  • George Brant's play Elephant's Graveyard tells the story of Mary's execution through the circus members and the residents of Erwin, first produced by the University of Texas at Austin in 2007 and was published by Samuel French, Inc. in 2010.[11]
  • Writer Caleb Lewis wrote a play about Mary and the events that led to her execution entitled Clinchfield. The play premiered at Flinders University on 22 July 2009.[12]
  • Singer songwriter Chuck Brodsky wrote a song entitled "Mary the Elephant".[13]
  • Writer Sharyn McCrumb referred to the hanging of Mary in a few of her Ballad novels.
    • In "She Walks These Hills", a radio DJ uses the example of 'hanging the elephant' as a warning, begging people not to use vigilante justice against an escaped convict.
    • In the first chapter of "The Devil Amongst the Lawyers", an elderly reporter brags to a cub reporter about the power of the press, insisting that the circus owner was forced to hang the elephant as a result of his inflammatory newspaper articles.[14]
  • Dana Adam Shapiro told the story of Mary in his book "You Can Be Right (or You Can Be Married): Looking for Love in the Age of Divorce".[15]
  • In the short story anthology McSweeney's Mammoth Treasury of Thrilling Tales, Glen David Gold's story "The Tears of Squonk, and What Happened Thereafter" tells a fictionalized version of Mary's story.
  • Jodi Picoult mentions Mary in her novel "Leaving Time", published on October 14, 2014.[16]

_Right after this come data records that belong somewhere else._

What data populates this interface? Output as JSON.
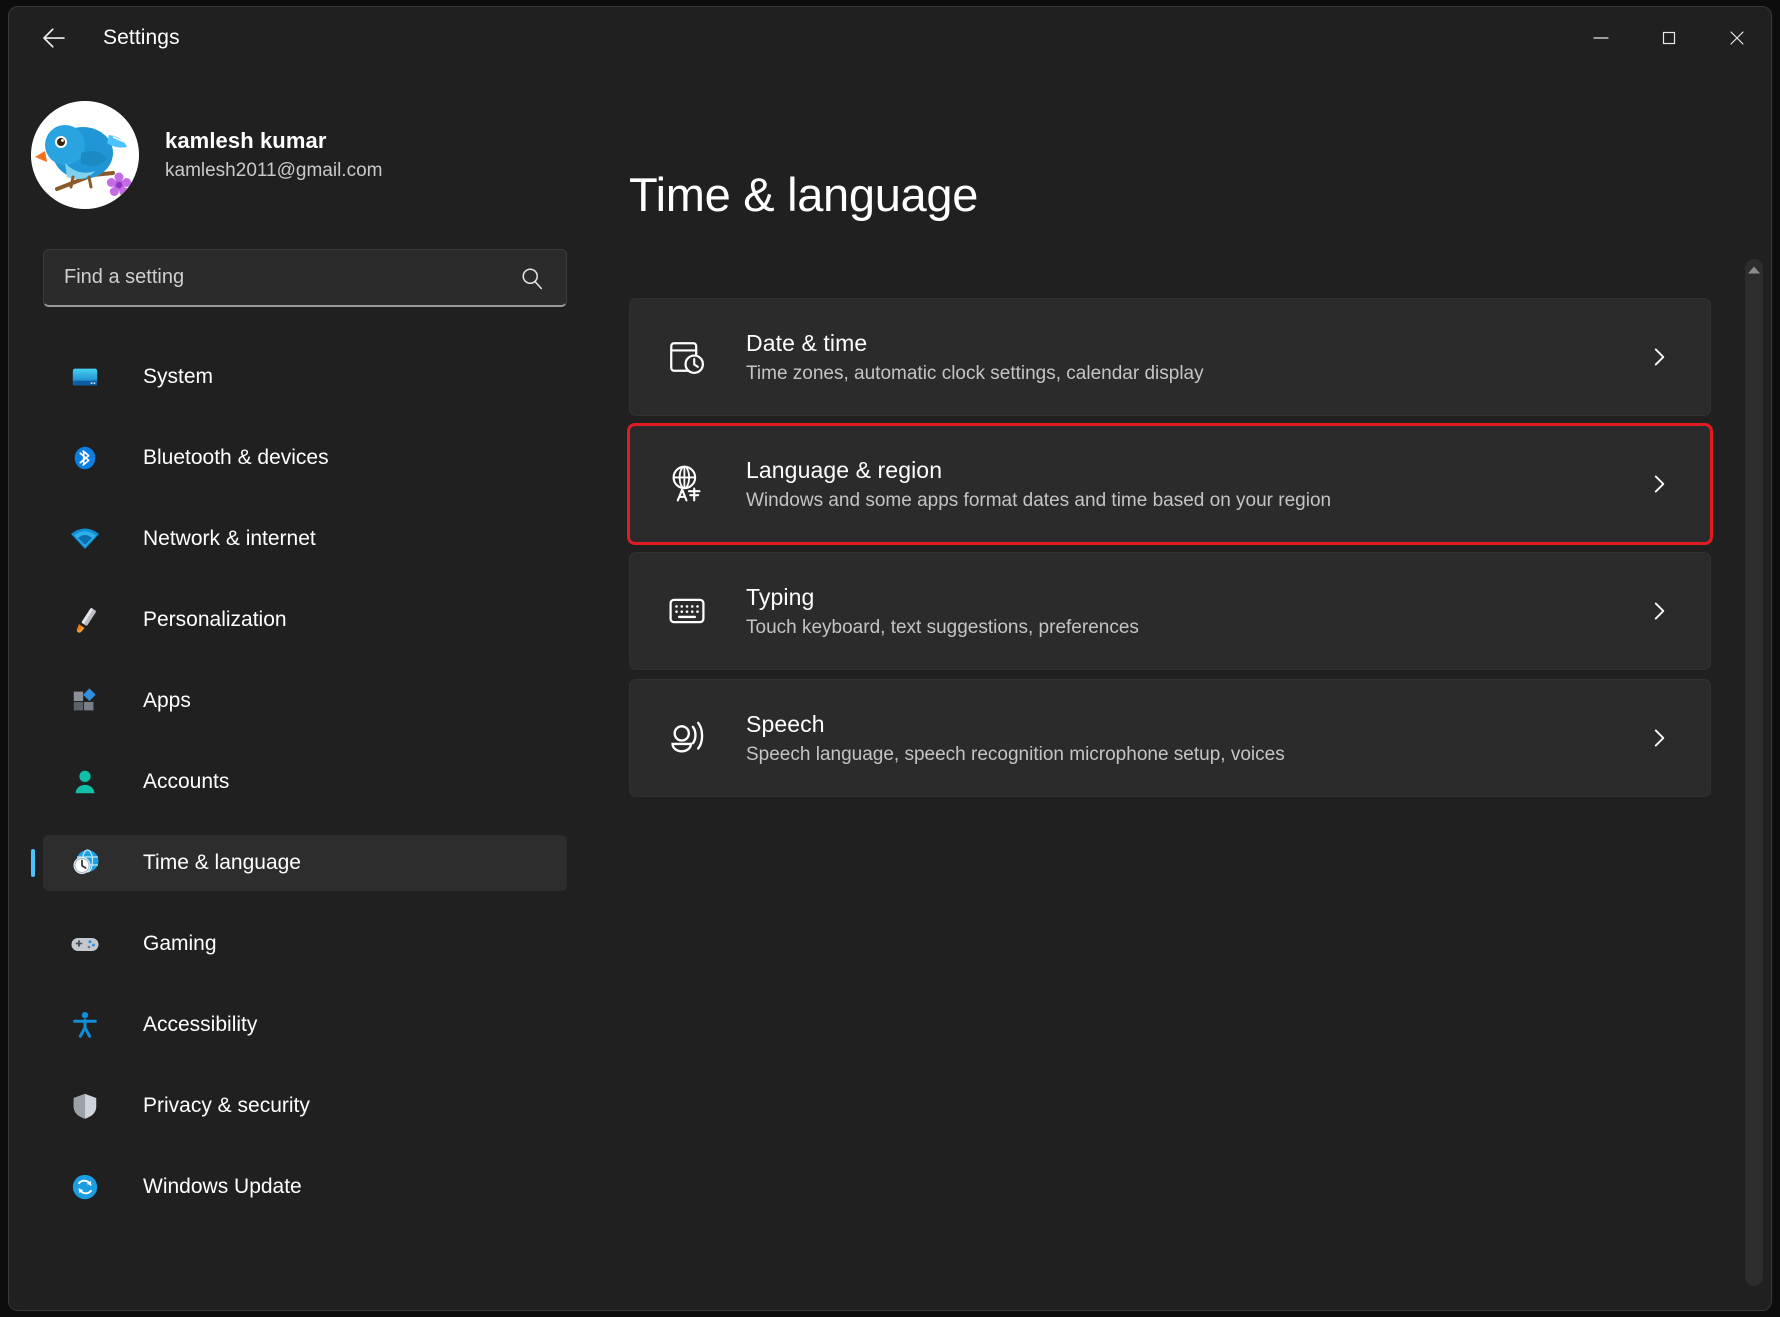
{
  "window": {
    "app_title": "Settings",
    "back_label": "Back",
    "controls": {
      "minimize": "Minimize",
      "maximize": "Maximize",
      "close": "Close"
    }
  },
  "account": {
    "name": "kamlesh kumar",
    "email": "kamlesh2011@gmail.com",
    "avatar_alt": "blue bird avatar"
  },
  "search": {
    "placeholder": "Find a setting",
    "value": ""
  },
  "sidebar": {
    "items": [
      {
        "label": "System",
        "icon": "monitor-icon",
        "selected": false
      },
      {
        "label": "Bluetooth & devices",
        "icon": "bluetooth-icon",
        "selected": false
      },
      {
        "label": "Network & internet",
        "icon": "wifi-icon",
        "selected": false
      },
      {
        "label": "Personalization",
        "icon": "paintbrush-icon",
        "selected": false
      },
      {
        "label": "Apps",
        "icon": "apps-icon",
        "selected": false
      },
      {
        "label": "Accounts",
        "icon": "person-icon",
        "selected": false
      },
      {
        "label": "Time & language",
        "icon": "clock-globe-icon",
        "selected": true
      },
      {
        "label": "Gaming",
        "icon": "gamepad-icon",
        "selected": false
      },
      {
        "label": "Accessibility",
        "icon": "accessibility-icon",
        "selected": false
      },
      {
        "label": "Privacy & security",
        "icon": "shield-icon",
        "selected": false
      },
      {
        "label": "Windows Update",
        "icon": "update-icon",
        "selected": false
      }
    ]
  },
  "main": {
    "page_title": "Time & language",
    "cards": [
      {
        "title": "Date & time",
        "desc": "Time zones, automatic clock settings, calendar display",
        "icon": "calendar-clock-icon",
        "highlighted": false
      },
      {
        "title": "Language & region",
        "desc": "Windows and some apps format dates and time based on your region",
        "icon": "globe-language-icon",
        "highlighted": true
      },
      {
        "title": "Typing",
        "desc": "Touch keyboard, text suggestions, preferences",
        "icon": "keyboard-icon",
        "highlighted": false
      },
      {
        "title": "Speech",
        "desc": "Speech language, speech recognition microphone setup, voices",
        "icon": "speech-icon",
        "highlighted": false
      }
    ]
  },
  "colors": {
    "window_background": "#202020",
    "card_background": "#2b2b2b",
    "accent": "#4cc2ff",
    "highlight_border": "#e01b24",
    "text_primary": "#ffffff",
    "text_secondary": "#c4c4c4"
  }
}
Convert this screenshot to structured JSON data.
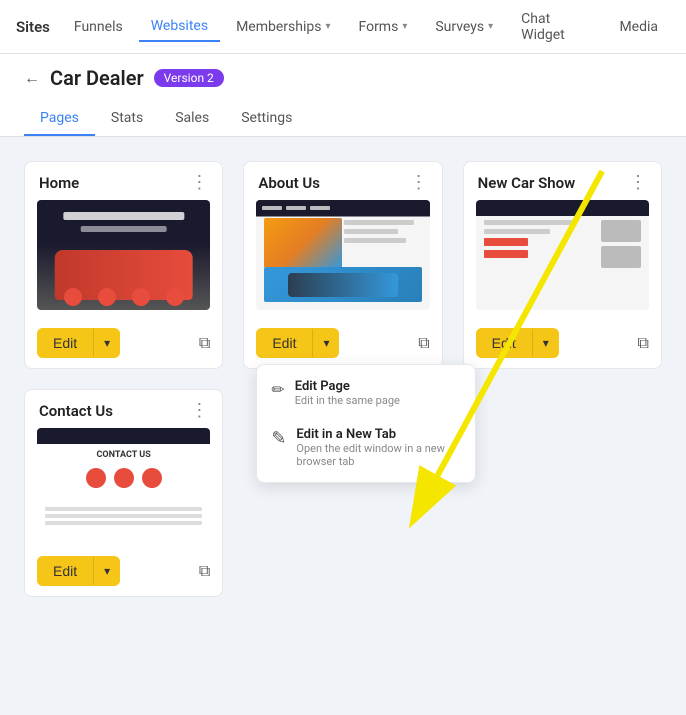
{
  "topNav": {
    "sites_label": "Sites",
    "items": [
      {
        "id": "funnels",
        "label": "Funnels",
        "has_dropdown": false,
        "active": false
      },
      {
        "id": "websites",
        "label": "Websites",
        "has_dropdown": false,
        "active": true
      },
      {
        "id": "memberships",
        "label": "Memberships",
        "has_dropdown": true,
        "active": false
      },
      {
        "id": "forms",
        "label": "Forms",
        "has_dropdown": true,
        "active": false
      },
      {
        "id": "surveys",
        "label": "Surveys",
        "has_dropdown": true,
        "active": false
      },
      {
        "id": "chat-widget",
        "label": "Chat Widget",
        "has_dropdown": false,
        "active": false
      },
      {
        "id": "media",
        "label": "Media",
        "has_dropdown": false,
        "active": false
      }
    ]
  },
  "subHeader": {
    "back_label": "←",
    "title": "Car Dealer",
    "version_badge": "Version 2",
    "tabs": [
      {
        "id": "pages",
        "label": "Pages",
        "active": true
      },
      {
        "id": "stats",
        "label": "Stats",
        "active": false
      },
      {
        "id": "sales",
        "label": "Sales",
        "active": false
      },
      {
        "id": "settings",
        "label": "Settings",
        "active": false
      }
    ]
  },
  "cards": [
    {
      "id": "home",
      "title": "Home",
      "thumb_type": "home",
      "edit_label": "Edit",
      "show_dropdown": false
    },
    {
      "id": "about-us",
      "title": "About Us",
      "thumb_type": "about",
      "edit_label": "Edit",
      "show_dropdown": true
    },
    {
      "id": "new-car-show",
      "title": "New Car Show",
      "thumb_type": "newcar",
      "edit_label": "Edit",
      "show_dropdown": false
    },
    {
      "id": "contact-us",
      "title": "Contact Us",
      "thumb_type": "contact",
      "edit_label": "Edit",
      "show_dropdown": false
    }
  ],
  "dropdown": {
    "items": [
      {
        "id": "edit-page",
        "icon": "✏️",
        "title": "Edit Page",
        "subtitle": "Edit in the same page"
      },
      {
        "id": "edit-new-tab",
        "icon": "✎",
        "title": "Edit in a New Tab",
        "subtitle": "Open the edit window in a new browser tab"
      }
    ]
  },
  "icons": {
    "back": "←",
    "three_dots": "⋮",
    "chevron_down": "▾",
    "external_link": "⧉",
    "edit_page_icon": "✏",
    "edit_tab_icon": "✎"
  },
  "colors": {
    "accent_blue": "#3b82f6",
    "edit_btn_yellow": "#f5c518",
    "version_purple": "#7c3aed",
    "nav_bg": "#ffffff",
    "body_bg": "#f0f4f8"
  }
}
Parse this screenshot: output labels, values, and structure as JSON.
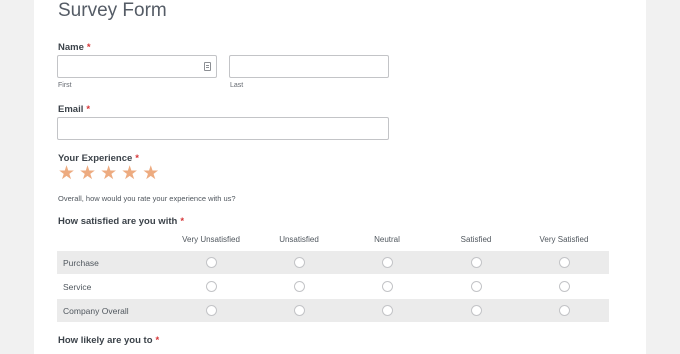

See also[edit]


  1. ^ "Murderous Mary". Retrieved 2015-05-25. 
  2. ^ Olson, Ted (2009). The Hanging of Mary, a Circus Elephant. Knoxville, Tennessee: University of Tennessee Press. pp. 219–227. 
  3. ^ Krajicek, David J. (2015-03-14). "'Fed up' circus elephant lynched for 'murder' in 1916". NY Daily News. Retrieved 2016-09-15. 
  4. ^ a b c d e Joan V. Schroeder (February 13, 2009). "The Day They Hanged Mary The Elephant in Tennessee -". 
  5. ^ Hodge, Randy; Price, Charles Edwin (1992). The Day they Hung the Elephant. Johnson City, Tennessee: Overmountain Press. 
  6. ^ "Elephant Tusks". 
  7. ^ Brummette, John (2012). "Trains, Chains, Blame, and Elephant Appeal: A Case Study of the Public Relations Significance of Mary the Elephant". Public Relations Review 38: 341–346. 
  8. ^ "Big Mary". SnapJudgement. Retrieved 2013-08-21. 
  9. ^ "The town that hanged an elephant". Retrieved 2015-05-25. 
  10. ^ "Dramatists Play Service, Inc". Retrieved 2015-05-25. 
  11. ^ " "Samuel French, Inc".  External link in |website= (help)
  12. ^ "Clinchfield". Caleb Lewis: playwright theatremaker. Retrieved 2015-05-25. 
  13. ^ Mary the Elephant, retrieved 2015-05-25 
  14. ^, The. "BOOK REVIEW: 'The Devil Amongst the Lawyers'". Retrieved 2015-05-25. 
  15. ^ Shapiro, Dana Adam (2013-09-17). You Can Be Right (or You Can Be Married): Looking for Love in the Age of Divorce. Simon and Schuster. ISBN 9781451657784. 
  16. ^

External links[edit]